What this task involves
For each line of the listing, output an exact copy.

Task inputs
======

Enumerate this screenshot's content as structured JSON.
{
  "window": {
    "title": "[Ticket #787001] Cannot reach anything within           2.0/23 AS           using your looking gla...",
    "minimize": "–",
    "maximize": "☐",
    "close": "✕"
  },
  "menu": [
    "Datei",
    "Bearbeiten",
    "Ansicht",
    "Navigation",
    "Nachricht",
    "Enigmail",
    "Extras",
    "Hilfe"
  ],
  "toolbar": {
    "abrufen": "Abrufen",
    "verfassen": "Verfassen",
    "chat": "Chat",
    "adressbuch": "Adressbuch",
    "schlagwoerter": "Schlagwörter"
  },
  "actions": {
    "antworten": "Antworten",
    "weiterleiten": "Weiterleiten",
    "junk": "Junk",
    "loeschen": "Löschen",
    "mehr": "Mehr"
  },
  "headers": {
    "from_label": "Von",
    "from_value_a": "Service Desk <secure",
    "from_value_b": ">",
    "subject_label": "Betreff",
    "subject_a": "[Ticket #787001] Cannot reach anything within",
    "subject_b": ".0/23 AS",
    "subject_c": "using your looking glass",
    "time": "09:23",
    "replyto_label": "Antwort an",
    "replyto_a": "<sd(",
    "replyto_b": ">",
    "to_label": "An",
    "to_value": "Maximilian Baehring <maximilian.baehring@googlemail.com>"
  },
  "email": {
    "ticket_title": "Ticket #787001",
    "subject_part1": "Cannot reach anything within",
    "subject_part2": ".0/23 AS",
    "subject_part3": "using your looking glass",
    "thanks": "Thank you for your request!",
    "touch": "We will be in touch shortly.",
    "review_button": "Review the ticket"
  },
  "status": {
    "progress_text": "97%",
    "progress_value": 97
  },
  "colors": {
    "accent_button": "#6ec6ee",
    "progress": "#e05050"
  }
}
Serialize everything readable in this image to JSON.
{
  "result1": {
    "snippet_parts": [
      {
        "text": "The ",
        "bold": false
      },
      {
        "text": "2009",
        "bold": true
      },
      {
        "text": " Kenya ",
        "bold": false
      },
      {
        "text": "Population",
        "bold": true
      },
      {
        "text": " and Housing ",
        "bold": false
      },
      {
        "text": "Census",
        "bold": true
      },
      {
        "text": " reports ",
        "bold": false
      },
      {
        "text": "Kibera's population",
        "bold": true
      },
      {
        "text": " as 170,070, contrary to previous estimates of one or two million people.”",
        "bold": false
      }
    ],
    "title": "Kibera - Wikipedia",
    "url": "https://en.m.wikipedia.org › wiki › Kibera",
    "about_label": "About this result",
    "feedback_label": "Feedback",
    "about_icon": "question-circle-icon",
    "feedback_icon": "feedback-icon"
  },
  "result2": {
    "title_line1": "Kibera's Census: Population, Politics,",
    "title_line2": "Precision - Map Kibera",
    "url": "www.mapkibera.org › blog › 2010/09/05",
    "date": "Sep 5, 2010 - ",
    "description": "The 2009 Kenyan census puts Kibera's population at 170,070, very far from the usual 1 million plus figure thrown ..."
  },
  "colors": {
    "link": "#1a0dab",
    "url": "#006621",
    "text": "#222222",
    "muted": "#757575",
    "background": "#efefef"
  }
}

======

The answer
Enumerate this screenshot's content as structured JSON.
{
  "window": {
    "title": "[Ticket #787001] Cannot reach anything within           2.0/23 AS           using your looking gla...",
    "minimize": "–",
    "maximize": "☐",
    "close": "✕"
  },
  "menu": [
    "Datei",
    "Bearbeiten",
    "Ansicht",
    "Navigation",
    "Nachricht",
    "Enigmail",
    "Extras",
    "Hilfe"
  ],
  "toolbar": {
    "abrufen": "Abrufen",
    "verfassen": "Verfassen",
    "chat": "Chat",
    "adressbuch": "Adressbuch",
    "schlagwoerter": "Schlagwörter"
  },
  "actions": {
    "antworten": "Antworten",
    "weiterleiten": "Weiterleiten",
    "junk": "Junk",
    "loeschen": "Löschen",
    "mehr": "Mehr"
  },
  "headers": {
    "from_label": "Von",
    "from_value_a": "Service Desk <secure",
    "from_value_b": ">",
    "subject_label": "Betreff",
    "subject_a": "[Ticket #787001] Cannot reach anything within",
    "subject_b": ".0/23 AS",
    "subject_c": "using your looking glass",
    "time": "09:23",
    "replyto_label": "Antwort an",
    "replyto_a": "<sd(",
    "replyto_b": ">",
    "to_label": "An",
    "to_value": "Maximilian Baehring <maximilian.baehring@googlemail.com>"
  },
  "email": {
    "ticket_title": "Ticket #787001",
    "subject_part1": "Cannot reach anything within",
    "subject_part2": ".0/23 AS",
    "subject_part3": "using your looking glass",
    "thanks": "Thank you for your request!",
    "touch": "We will be in touch shortly.",
    "review_button": "Review the ticket"
  },
  "status": {
    "progress_text": "97%",
    "progress_value": 97
  },
  "colors": {
    "accent_button": "#6ec6ee",
    "progress": "#e05050"
  }
}
Serialize everything readable in this image to JSON.
{
  "result1": {
    "snippet_parts": [
      {
        "text": "The ",
        "bold": false
      },
      {
        "text": "2009",
        "bold": true
      },
      {
        "text": " Kenya ",
        "bold": false
      },
      {
        "text": "Population",
        "bold": true
      },
      {
        "text": " and Housing ",
        "bold": false
      },
      {
        "text": "Census",
        "bold": true
      },
      {
        "text": " reports ",
        "bold": false
      },
      {
        "text": "Kibera's population",
        "bold": true
      },
      {
        "text": " as 170,070, contrary to previous estimates of one or two million people.”",
        "bold": false
      }
    ],
    "title": "Kibera - Wikipedia",
    "url": "https://en.m.wikipedia.org › wiki › Kibera",
    "about_label": "About this result",
    "feedback_label": "Feedback",
    "about_icon": "question-circle-icon",
    "feedback_icon": "feedback-icon"
  },
  "result2": {
    "title_line1": "Kibera's Census: Population, Politics,",
    "title_line2": "Precision - Map Kibera",
    "url": "www.mapkibera.org › blog › 2010/09/05",
    "date": "Sep 5, 2010 - ",
    "description": "The 2009 Kenyan census puts Kibera's population at 170,070, very far from the usual 1 million plus figure thrown ..."
  },
  "colors": {
    "link": "#1a0dab",
    "url": "#006621",
    "text": "#222222",
    "muted": "#757575",
    "background": "#efefef"
  }
}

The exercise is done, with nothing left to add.